By Erin Sherbert
By Howard Cole
By Erin Sherbert
By Erin Sherbert
By Leif Haven
By Erin Sherbert
By Chris Roberts
By Kate Conger
One particularly useful shape for a corral is an ellipse, or slightly elongated circle. Since the beginning of the 19th century, scientists have known that elliptically shaped materials possess a peculiar property. Equidistant from the center of an ellipse are two points -- two focuses, or foci. These foci share a remarkable link.
Imagine that an elliptically shaped pan is filled with water. Drop a pebble at one of the foci. Waves of water will ripple out from the splash and bounce off the walls of the dish, thereby creating a wave pattern that repeatedly doubles back on itself. Due to the nature of the ellipse, the pattern of intersecting waves will soon look as if there were two spots where the pebble dropped -- two foci. This phenomenon occurs because the shape of an ellipse perfectly focuses bouncing waves at two points; it reproduces the physical appearance of the first focal point at the second one.
Waves, of course, can move through many different substances, such as water, or through the air as sound. Modern physics considers an electron to be both a particle and a wave.
Inside an ellipse resonating with a pattern of rippling waves, the walls of the ellipse act as a lens, refocusing the center of the first ripple pattern at a second point. In effect, the ellipse makes a copy of the first focus at the second focus. But it is an attenuated copy, like the harmonic of a musical note.
Eigler wondered if the same effect would play out on an atomic level. What would happen, he asked, if he built an elliptical quantum corral out of cobalt atoms, and then placed a single cobalt atom at one of the foci? Since Eigler prides himself on "doing things that have never been done before," he did exactly that. And what he calls a "phantom copy" of the cobalt atom appeared at the second focus. This was the mirage.
Once the electron waves were set in motion by placing the cobalt atom at the primary focus, the electronic structure surrounding the cobalt atom was projected intact, but slightly weakened, to the opposite focus. A copy -- or harmonic -- of the cobalt atom appeared. Eigler calls it a "surprisingly faithful spectroscopic replica" of the original cobalt atom. It is not a hologram, however. Eigler comments that while there is some analogy to the physics that makes three-dimensional holograms, his two-dimensional mirages are different because, among other reasons, light waves are much, much larger than electron waves.

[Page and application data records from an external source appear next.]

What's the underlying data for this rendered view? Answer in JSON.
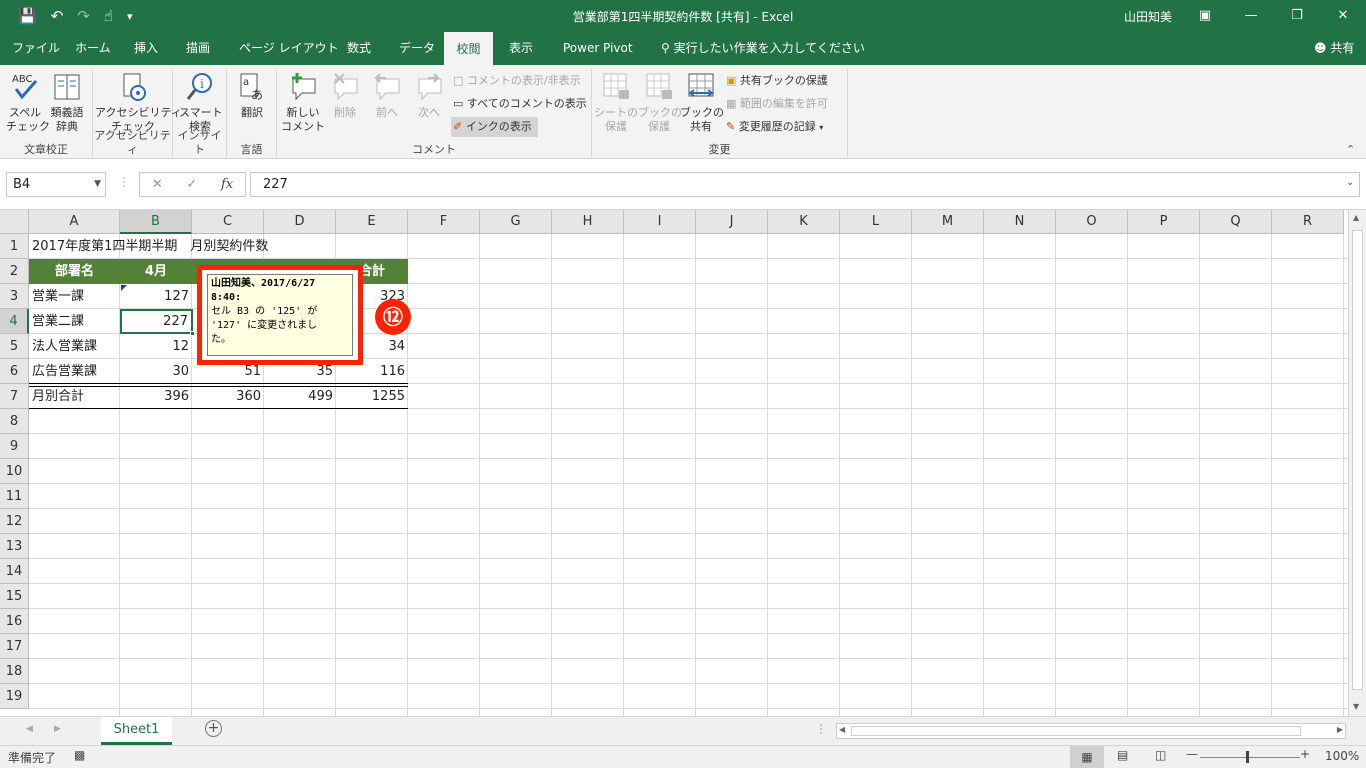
{
  "title_bar": {
    "title": "営業部第1四半期契約件数 [共有] - Excel",
    "user": "山田知美",
    "qat_icons": [
      "save-icon",
      "undo-icon",
      "redo-icon",
      "touch-mode-icon",
      "customize-icon"
    ]
  },
  "tabs": [
    {
      "label": "ファイル"
    },
    {
      "label": "ホーム"
    },
    {
      "label": "挿入"
    },
    {
      "label": "描画"
    },
    {
      "label": "ページ レイアウト"
    },
    {
      "label": "数式"
    },
    {
      "label": "データ"
    },
    {
      "label": "校閲",
      "active": true
    },
    {
      "label": "表示"
    },
    {
      "label": "Power Pivot"
    }
  ],
  "tell_me": "実行したい作業を入力してください",
  "share_label": "共有",
  "ribbon": {
    "proofing": {
      "group": "文章校正",
      "spell": "スペル\nチェック",
      "thesaurus": "類義語\n辞典"
    },
    "accessibility": {
      "group": "アクセシビリティ",
      "check": "アクセシビリティ\nチェック"
    },
    "insights": {
      "group": "インサイト",
      "smart": "スマート\n検索"
    },
    "language": {
      "group": "言語",
      "translate": "翻訳"
    },
    "comments": {
      "group": "コメント",
      "new": "新しい\nコメント",
      "delete": "削除",
      "prev": "前へ",
      "next": "次へ",
      "show_hide": "コメントの表示/非表示",
      "show_all": "すべてのコメントの表示",
      "show_ink": "インクの表示"
    },
    "changes": {
      "group": "変更",
      "protect_sheet": "シートの\n保護",
      "protect_book": "ブックの\n保護",
      "share_book": "ブックの\n共有",
      "protect_shared": "共有ブックの保護",
      "allow_edit": "範囲の編集を許可",
      "track": "変更履歴の記録"
    }
  },
  "formula_bar": {
    "name_box": "B4",
    "value": "227"
  },
  "columns": [
    "A",
    "B",
    "C",
    "D",
    "E",
    "F",
    "G",
    "H",
    "I",
    "J",
    "K",
    "L",
    "M",
    "N",
    "O",
    "P",
    "Q",
    "R"
  ],
  "rows": [
    "1",
    "2",
    "3",
    "4",
    "5",
    "6",
    "7",
    "8",
    "9",
    "10",
    "11",
    "12",
    "13",
    "14",
    "15",
    "16",
    "17",
    "18",
    "19"
  ],
  "sheet": {
    "a1": "2017年度第1四半期半期　月別契約件数",
    "header": {
      "a": "部署名",
      "b": "4月",
      "e": "合計"
    },
    "rows": [
      {
        "a": "営業一課",
        "b": "127",
        "e": "323"
      },
      {
        "a": "営業二課",
        "b": "227"
      },
      {
        "a": "法人営業課",
        "b": "12",
        "e": "34"
      },
      {
        "a": "広告営業課",
        "b": "30",
        "c": "51",
        "d": "35",
        "e": "116"
      },
      {
        "a": "月別合計",
        "b": "396",
        "c": "360",
        "d": "499",
        "e": "1255"
      }
    ]
  },
  "comment": {
    "author": "山田知美、2017/6/27",
    "time": "8:40:",
    "line1": "セル B3 の '125' が",
    "line2": "'127' に変更されまし",
    "line3": "た。"
  },
  "callout": "⑫",
  "sheet_tabs": [
    {
      "label": "Sheet1"
    }
  ],
  "status": {
    "ready": "準備完了",
    "zoom": "100%"
  }
}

What Eigler and his colleagues produced is not really comparable to anything else in nature. Information about the cobalt atom placed at the first focus was transported -- or projected -- to the second focus, creating the mirage.

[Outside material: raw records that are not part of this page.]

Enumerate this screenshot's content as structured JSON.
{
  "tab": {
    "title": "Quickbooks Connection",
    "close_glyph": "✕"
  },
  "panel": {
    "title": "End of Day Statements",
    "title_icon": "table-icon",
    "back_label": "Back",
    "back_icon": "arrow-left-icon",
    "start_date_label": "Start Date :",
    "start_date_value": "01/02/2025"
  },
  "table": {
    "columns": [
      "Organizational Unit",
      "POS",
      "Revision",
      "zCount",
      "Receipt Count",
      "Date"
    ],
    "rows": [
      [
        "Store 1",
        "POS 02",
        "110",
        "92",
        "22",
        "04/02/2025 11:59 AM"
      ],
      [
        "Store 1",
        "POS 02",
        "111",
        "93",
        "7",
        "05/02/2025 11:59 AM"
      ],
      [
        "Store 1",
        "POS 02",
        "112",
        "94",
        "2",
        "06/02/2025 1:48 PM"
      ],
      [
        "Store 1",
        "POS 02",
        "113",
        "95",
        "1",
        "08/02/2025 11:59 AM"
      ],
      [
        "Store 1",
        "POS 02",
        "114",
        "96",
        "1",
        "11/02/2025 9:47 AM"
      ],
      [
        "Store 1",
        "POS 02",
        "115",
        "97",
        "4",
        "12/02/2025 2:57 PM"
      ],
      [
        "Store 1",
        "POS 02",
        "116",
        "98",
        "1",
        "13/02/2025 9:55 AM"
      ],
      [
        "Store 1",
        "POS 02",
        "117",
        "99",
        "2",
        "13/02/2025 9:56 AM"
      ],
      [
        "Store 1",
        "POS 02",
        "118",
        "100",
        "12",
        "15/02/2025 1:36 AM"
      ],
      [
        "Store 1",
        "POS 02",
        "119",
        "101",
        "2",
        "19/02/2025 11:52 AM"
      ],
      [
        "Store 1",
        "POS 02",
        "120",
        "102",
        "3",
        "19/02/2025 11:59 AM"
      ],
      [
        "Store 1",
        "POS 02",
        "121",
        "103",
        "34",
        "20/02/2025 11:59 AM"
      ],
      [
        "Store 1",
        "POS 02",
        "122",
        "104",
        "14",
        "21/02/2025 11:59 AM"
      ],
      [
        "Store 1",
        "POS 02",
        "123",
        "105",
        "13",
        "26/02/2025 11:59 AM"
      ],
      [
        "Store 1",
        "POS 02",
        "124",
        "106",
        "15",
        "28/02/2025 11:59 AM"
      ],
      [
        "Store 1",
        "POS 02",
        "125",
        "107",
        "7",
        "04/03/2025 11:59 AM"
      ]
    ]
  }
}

It turns out, though, that something more than just a mirage was projected.
A special magnetic energy scale called the Kondo effect, which was attached to the original cobalt atom, also made the trip to the second focus. This journey suggests some very interesting interpretive questions. Does the presence of the Kondo effect at the second focus indicate that a signal is being transmitted from one focus to the other focus? A signal that signifies the existence of the Kondo effect at the first focal point, that is. Or is the Kondo effect itself transported, sent to a remote spot as something more than a signal?
Eigler and his colleagues speculate that both of these interpretations might be right; and in the universe governed by quantum mechanics it is a quite unremarkable notion that two answers can be correct. But this leads to another provocative question: Is the projected Kondo effect a quasi-independent phenomenon? In other words, does the refocusing of the electronic shape of the original cobalt atom actually change the quantum reality at the second focus? Does the harmonic of the cobalt atom produce its own Kondo effect?
"The phantom aspect," says Eigler, "is that electrons at the second foci act as if there were a cobalt atom there. Since there is no cobalt atom there, we think of a 'phantom' atom as being there. However, there is nothing phantom about the electrons at the second foci. They are really doing their thing."
If not provide answers, Eigler says, further experiments should at least sharpen the questions.
Eigler's team was lauded by the scientific establishment when it unveiled the quantum mirage, not only because of the technical deftness the experiment demonstrated, but also because it showed how a well-known, "classical" phenomenon -- an ellipse focusing waves -- can be applied at the nanospace scale.
This discovery is not a purely scientific diversion, either. It has direct application to IBM's business. Computer research is driven by the electronic hardware market's greed for ever-smaller circuitry. The quantum mirage may be a giant step in a new direction of the minuscule. It turns out that an observer at the second focus point of the mirage can learn vital information about what is happening at the primary focus, such as whether or not there is an atom at the first point. This is an important piece of information because the existence of an atom at the first focus can represent a bit, a 1. The absence of an atom can represent another bit, a 0. Detecting the presence or absence of a bit is the foundation of computer technology, which is based on the infinite relationships of 0's and 1's.